Posted on July 1, 2008
Setting up a team for online journalism
Yesterday I had a conversation with a reporter whose news organization has committed to forming a new Web/digital team. His questions made me think about how undefined this work still is, on the whole.
He asked whether there is any book or Web site that explains the differences among all the job titles he’s encountered — information designer, information architect, coder, programmer, database developer, interaction designer. Who does what, and how many of these folks do you need?
Great question — and no, there is no book, to my knowledge. Some people might glean a bit from Becoming a Digital Designer: A Guide to Careers in Web, Video, Broadcast, Game and Animation Design (2007), or even from the six case studies in my own book, Flash Journalism: How to Create Multimedia News Packages (2005), but neither one provides a cookbook for creating digital journalism teams.
The Vietnamese journalists I trained last month wanted me to describe the online workflow in U.S. newsrooms for them. Every newsroom I have visited in the past year does it differently. Even The New York Times and The Washington Post are quite different from each other in how they handle the coordination of efforts for online and print.
One thing I was able to tell the reporter yesterday, with confidence: The key element to getting this work done is communication — clear, direct, and EARLY in the process. I see and hear many examples of failure in this, and the result is a poor online treatment of a story — or none at all. The reporter and/or the story editor must discuss the story with online and visual journalists and producers at the very beginning — even before the reporter goes out to gather information. The longer you wait, the more opportunities will be missed that could have enhanced the story online.
The reporter mentioned that when he sits down with “the Web people” currently working for his organization, he often has no idea what they are talking about. This is another common problem, present in many newsrooms today. It is likely that some of your programmers, etc., might not be adept at communicating clearly with journalists. That’s not a deal-breaker. What you need is at least one person on the online side who is a very good go-between — someone who can translate journalism ideas to interactive digital media, and also translate programmer, database, server and interaction ideas into journalism.
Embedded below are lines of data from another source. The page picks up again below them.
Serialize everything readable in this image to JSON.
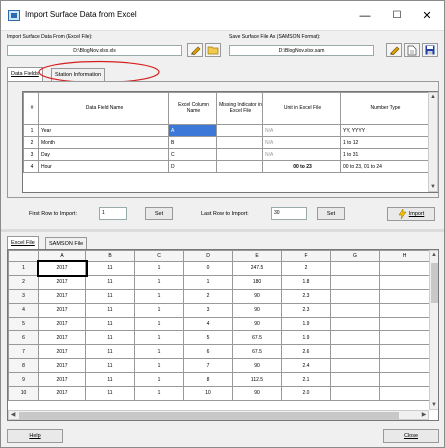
{
  "window": {
    "title": "Import Surface Data from Excel",
    "minimize": "—",
    "maximize": "☐",
    "close": "✕"
  },
  "import_from": {
    "label": "Import Surface Data From (Excel File):",
    "value": "D:\\BlogNov.xlsx.xls"
  },
  "save_as": {
    "label": "Save Surface File As (SAMSON Format):",
    "value": "D:\\BlogNov.xlsx.sam"
  },
  "tabs": [
    "Data Fields",
    "Station Information"
  ],
  "field_table": {
    "headers": [
      "#",
      "Data Field Name",
      "Excel Column Name",
      "Missing Indicator in Excel File",
      "Unit in Excel File",
      "Number Type"
    ],
    "rows": [
      {
        "num": "1",
        "name": "Year",
        "col": "A",
        "missing": "",
        "unit": "N/A",
        "type": "YY, YYYY"
      },
      {
        "num": "2",
        "name": "Month",
        "col": "B",
        "missing": "",
        "unit": "N/A",
        "type": "1 to 12"
      },
      {
        "num": "3",
        "name": "Day",
        "col": "C",
        "missing": "",
        "unit": "N/A",
        "type": "1 to 31"
      },
      {
        "num": "4",
        "name": "Hour",
        "col": "D",
        "missing": "",
        "unit": "00 to 23",
        "type": "00 to 23, 01 to 24"
      }
    ]
  },
  "first_row": {
    "label": "First Row to Import:",
    "value": "1",
    "set": "Set"
  },
  "last_row": {
    "label": "Last Row to Import:",
    "value": "30",
    "set": "Set"
  },
  "import_button": "Import",
  "bottom_tabs": [
    "Excel File",
    "SAMSON File"
  ],
  "sheet": {
    "columns": [
      "A",
      "B",
      "C",
      "D",
      "E",
      "F",
      "G",
      "H"
    ],
    "rows": [
      [
        "1",
        "2017",
        "11",
        "1",
        "0",
        "247.5",
        "2",
        "",
        ""
      ],
      [
        "2",
        "2017",
        "11",
        "1",
        "1",
        "180",
        "1.8",
        "",
        ""
      ],
      [
        "3",
        "2017",
        "11",
        "1",
        "2",
        "90",
        "2.3",
        "",
        ""
      ],
      [
        "4",
        "2017",
        "11",
        "1",
        "3",
        "90",
        "2.3",
        "",
        ""
      ],
      [
        "5",
        "2017",
        "11",
        "1",
        "4",
        "90",
        "1.9",
        "",
        ""
      ],
      [
        "6",
        "2017",
        "11",
        "1",
        "5",
        "67.5",
        "1.9",
        "",
        ""
      ],
      [
        "7",
        "2017",
        "11",
        "1",
        "6",
        "67.5",
        "2.6",
        "",
        ""
      ],
      [
        "8",
        "2017",
        "11",
        "1",
        "7",
        "90",
        "2.4",
        "",
        ""
      ],
      [
        "9",
        "2017",
        "11",
        "1",
        "8",
        "112.5",
        "2.1",
        "",
        ""
      ],
      [
        "10",
        "2017",
        "11",
        "1",
        "10",
        "90",
        "2.0",
        "",
        ""
      ]
    ]
  },
  "help_button": "Help",
  "close_button": "Close",
  "annotation_color": "#d62020",
  "accent": "#2b6cb0"
}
Sure, it would be great if you could hire one single person who could do everything. We call that “computer jesus” — and you need to accept the fact that there really are not many people in the world who can walk on water.
One example I like to use in presentations is a segment in a package called “The Ancient Way.” To find the example, first load the package, choose a language, and then open the Stories list on the left-hand side, and click “Wild Horses and Celebrations.” (It might take a very long time to load, but it’s worth the wait.) After you’ve watched it, then examine the Credits (link in the upper right corner). Under “Story Teams” you’ll see that nine people worked to produce this segment. Nine! One each for audio, design, photography and videography, and five (five people!) for animation and graphics.
This example helps us understand a few things:
- Each one of these jobs might well be handled by a different person.
- You’re not going to get a package of this quality from one person alone. That doesn’t mean you have to hire nine people for your team (and please note, in this case, no programmer is listed, and no database developer). Sometimes one person will be capable of doing two or three of these jobs — but please do not think one person can do this single-handedly.
- Design is not the same as information graphics; every package must have a designer, even if it has no explanatory graphics.
- The creation of graphics and animation requires specialized, skilled people.
Another idea I discussed with the reporter: If you hire the right kind of people for the team, then you’ll need to trust their judgment. Give them creative leeway, and they’ll lead your organization in the right direction. But if you fill up all their working hours making them churn out slideshows and timelines, then you are wasting their talent.
There’s a huge difference between running up to the digital folks and saying, “I want you to make an online thing for my story!” (and then leaving it up to them) and actually, honestly working with them and getting their input on the story — in advance. The first case is all too common in today’s newsrooms, and it’s not resulting in good online work. The second case takes advantage of the deep knowledge of online that the digital folks have — and that most of your newsroom totally lacks.